About this exercise →
Return only the number of lines in the records below where the string "time" shows up.

Records shown →
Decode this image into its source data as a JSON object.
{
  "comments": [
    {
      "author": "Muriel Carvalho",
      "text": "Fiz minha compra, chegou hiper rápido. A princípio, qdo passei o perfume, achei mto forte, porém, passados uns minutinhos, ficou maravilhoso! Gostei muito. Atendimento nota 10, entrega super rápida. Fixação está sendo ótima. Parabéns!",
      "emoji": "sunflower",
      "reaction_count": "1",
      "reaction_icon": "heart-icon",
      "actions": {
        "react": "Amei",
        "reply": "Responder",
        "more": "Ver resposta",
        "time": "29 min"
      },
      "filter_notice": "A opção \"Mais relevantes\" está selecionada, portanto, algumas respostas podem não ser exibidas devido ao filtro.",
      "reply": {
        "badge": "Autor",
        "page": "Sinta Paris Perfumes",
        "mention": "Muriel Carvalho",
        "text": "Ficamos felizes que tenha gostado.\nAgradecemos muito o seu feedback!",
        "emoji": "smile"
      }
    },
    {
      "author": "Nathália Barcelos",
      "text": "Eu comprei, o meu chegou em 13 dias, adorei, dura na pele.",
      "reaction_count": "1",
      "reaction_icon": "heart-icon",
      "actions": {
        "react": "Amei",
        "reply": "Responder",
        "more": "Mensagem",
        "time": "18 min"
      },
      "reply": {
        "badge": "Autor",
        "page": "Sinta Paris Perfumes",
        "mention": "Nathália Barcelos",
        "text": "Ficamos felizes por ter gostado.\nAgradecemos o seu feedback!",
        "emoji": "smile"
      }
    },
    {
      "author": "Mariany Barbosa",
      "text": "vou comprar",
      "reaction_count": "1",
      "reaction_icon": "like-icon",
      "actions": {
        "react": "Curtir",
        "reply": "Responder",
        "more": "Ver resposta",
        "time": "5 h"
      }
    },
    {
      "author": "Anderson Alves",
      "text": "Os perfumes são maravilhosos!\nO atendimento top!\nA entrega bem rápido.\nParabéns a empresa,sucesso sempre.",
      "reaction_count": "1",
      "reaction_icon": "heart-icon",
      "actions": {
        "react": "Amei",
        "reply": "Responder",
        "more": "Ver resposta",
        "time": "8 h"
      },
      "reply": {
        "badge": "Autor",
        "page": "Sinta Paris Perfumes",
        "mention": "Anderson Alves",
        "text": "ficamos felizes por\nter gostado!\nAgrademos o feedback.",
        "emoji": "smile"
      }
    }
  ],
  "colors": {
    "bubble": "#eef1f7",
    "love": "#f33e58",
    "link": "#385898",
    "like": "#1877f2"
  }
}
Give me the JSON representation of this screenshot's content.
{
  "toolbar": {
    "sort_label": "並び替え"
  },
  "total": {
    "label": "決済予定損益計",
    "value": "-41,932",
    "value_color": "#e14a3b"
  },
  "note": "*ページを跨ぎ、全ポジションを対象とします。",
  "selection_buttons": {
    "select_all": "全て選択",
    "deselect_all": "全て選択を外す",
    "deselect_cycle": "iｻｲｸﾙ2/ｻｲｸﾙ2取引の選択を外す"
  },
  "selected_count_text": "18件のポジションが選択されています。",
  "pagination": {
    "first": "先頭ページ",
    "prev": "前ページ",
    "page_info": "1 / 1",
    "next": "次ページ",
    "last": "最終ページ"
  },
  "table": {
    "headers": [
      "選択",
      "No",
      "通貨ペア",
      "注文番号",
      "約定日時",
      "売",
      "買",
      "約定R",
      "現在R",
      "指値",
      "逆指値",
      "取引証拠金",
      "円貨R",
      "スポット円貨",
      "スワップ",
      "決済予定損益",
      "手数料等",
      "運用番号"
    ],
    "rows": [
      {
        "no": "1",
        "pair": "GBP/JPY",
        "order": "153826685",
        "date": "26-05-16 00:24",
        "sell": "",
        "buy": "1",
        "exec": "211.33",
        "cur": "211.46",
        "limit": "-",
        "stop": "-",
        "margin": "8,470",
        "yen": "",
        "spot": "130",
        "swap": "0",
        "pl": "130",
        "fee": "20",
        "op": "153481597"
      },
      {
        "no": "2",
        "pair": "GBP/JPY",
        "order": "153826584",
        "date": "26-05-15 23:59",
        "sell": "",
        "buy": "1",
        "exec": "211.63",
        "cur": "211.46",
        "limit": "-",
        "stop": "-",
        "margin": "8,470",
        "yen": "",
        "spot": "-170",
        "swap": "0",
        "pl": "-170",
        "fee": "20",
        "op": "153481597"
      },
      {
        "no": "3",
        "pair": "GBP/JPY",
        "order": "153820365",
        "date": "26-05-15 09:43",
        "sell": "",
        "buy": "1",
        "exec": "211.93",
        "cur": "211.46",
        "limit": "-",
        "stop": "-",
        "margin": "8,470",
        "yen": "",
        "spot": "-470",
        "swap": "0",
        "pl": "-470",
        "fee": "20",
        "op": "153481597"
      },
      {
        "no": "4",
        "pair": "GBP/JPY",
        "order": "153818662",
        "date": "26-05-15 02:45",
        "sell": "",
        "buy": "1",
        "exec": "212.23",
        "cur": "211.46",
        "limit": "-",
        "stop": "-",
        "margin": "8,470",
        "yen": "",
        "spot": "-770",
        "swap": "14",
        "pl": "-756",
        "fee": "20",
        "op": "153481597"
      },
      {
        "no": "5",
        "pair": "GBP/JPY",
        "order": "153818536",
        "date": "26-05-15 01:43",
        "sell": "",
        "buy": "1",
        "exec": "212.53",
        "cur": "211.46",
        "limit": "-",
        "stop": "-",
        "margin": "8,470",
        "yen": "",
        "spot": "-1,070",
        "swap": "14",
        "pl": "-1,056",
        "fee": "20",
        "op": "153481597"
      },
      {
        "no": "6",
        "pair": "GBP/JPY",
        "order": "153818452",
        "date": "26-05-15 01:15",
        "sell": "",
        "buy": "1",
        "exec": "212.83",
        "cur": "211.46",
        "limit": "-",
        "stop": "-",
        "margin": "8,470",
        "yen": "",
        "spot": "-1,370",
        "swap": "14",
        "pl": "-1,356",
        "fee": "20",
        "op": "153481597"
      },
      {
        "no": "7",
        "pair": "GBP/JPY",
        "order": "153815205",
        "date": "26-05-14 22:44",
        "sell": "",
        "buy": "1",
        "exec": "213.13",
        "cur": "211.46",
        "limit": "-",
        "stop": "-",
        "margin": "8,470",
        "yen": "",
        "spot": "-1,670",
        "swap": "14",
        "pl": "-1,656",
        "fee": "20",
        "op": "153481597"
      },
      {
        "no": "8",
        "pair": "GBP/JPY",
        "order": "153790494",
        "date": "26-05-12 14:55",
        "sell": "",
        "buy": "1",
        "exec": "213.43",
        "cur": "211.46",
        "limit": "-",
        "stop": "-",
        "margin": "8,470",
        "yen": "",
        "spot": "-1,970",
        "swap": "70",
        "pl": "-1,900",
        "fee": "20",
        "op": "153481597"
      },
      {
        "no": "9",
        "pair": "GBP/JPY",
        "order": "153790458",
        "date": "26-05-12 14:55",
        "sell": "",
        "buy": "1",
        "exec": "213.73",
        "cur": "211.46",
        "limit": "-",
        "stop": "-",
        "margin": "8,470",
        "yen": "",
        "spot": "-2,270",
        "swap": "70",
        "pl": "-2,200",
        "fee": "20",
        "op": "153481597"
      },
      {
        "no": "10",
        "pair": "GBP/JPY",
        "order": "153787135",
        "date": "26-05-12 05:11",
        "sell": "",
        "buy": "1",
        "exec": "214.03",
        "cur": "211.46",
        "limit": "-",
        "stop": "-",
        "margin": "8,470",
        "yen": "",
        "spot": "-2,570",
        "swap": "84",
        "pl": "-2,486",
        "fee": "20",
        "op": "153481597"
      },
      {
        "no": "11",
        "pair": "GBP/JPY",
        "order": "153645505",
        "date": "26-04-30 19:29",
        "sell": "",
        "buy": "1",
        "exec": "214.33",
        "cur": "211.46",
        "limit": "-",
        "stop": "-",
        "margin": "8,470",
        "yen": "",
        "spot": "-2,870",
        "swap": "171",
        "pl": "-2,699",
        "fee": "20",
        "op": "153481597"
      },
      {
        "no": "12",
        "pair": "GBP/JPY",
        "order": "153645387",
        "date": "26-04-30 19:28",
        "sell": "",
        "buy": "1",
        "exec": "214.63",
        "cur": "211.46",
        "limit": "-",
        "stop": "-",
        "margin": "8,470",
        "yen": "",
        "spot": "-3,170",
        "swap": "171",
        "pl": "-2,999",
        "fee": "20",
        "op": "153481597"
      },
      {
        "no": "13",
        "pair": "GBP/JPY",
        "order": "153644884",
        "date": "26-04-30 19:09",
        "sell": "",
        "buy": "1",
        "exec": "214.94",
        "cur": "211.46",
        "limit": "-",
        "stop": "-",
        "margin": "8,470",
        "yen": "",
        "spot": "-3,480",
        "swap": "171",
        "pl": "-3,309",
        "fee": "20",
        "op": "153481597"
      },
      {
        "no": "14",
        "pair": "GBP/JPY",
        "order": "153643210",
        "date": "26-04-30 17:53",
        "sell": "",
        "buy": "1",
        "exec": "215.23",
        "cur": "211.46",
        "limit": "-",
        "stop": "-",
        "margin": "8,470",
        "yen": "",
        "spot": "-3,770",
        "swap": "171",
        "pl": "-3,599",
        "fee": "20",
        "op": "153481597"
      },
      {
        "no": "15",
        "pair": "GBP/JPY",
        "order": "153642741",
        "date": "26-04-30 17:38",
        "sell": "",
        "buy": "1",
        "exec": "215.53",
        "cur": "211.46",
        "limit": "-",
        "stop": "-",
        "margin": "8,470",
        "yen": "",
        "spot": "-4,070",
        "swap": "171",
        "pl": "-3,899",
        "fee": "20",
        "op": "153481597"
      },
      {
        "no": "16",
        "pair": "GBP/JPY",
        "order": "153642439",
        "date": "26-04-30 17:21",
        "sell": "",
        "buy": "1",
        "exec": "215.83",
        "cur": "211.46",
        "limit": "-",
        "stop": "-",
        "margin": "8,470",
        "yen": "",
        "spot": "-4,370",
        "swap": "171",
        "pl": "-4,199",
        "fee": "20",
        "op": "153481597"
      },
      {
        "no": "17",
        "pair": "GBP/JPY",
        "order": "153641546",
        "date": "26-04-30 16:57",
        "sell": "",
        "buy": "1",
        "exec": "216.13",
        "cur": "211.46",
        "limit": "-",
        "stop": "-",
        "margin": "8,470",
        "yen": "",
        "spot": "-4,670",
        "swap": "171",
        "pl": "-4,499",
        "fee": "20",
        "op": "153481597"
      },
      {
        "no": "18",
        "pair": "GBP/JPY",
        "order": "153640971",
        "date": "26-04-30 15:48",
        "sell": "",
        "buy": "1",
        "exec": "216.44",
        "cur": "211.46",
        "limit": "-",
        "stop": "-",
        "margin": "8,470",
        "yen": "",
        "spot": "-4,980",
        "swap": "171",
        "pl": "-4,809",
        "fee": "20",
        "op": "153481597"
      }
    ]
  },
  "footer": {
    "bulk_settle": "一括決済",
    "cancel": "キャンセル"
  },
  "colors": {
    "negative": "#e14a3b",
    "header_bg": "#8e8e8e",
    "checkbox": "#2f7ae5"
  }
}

Response box →
4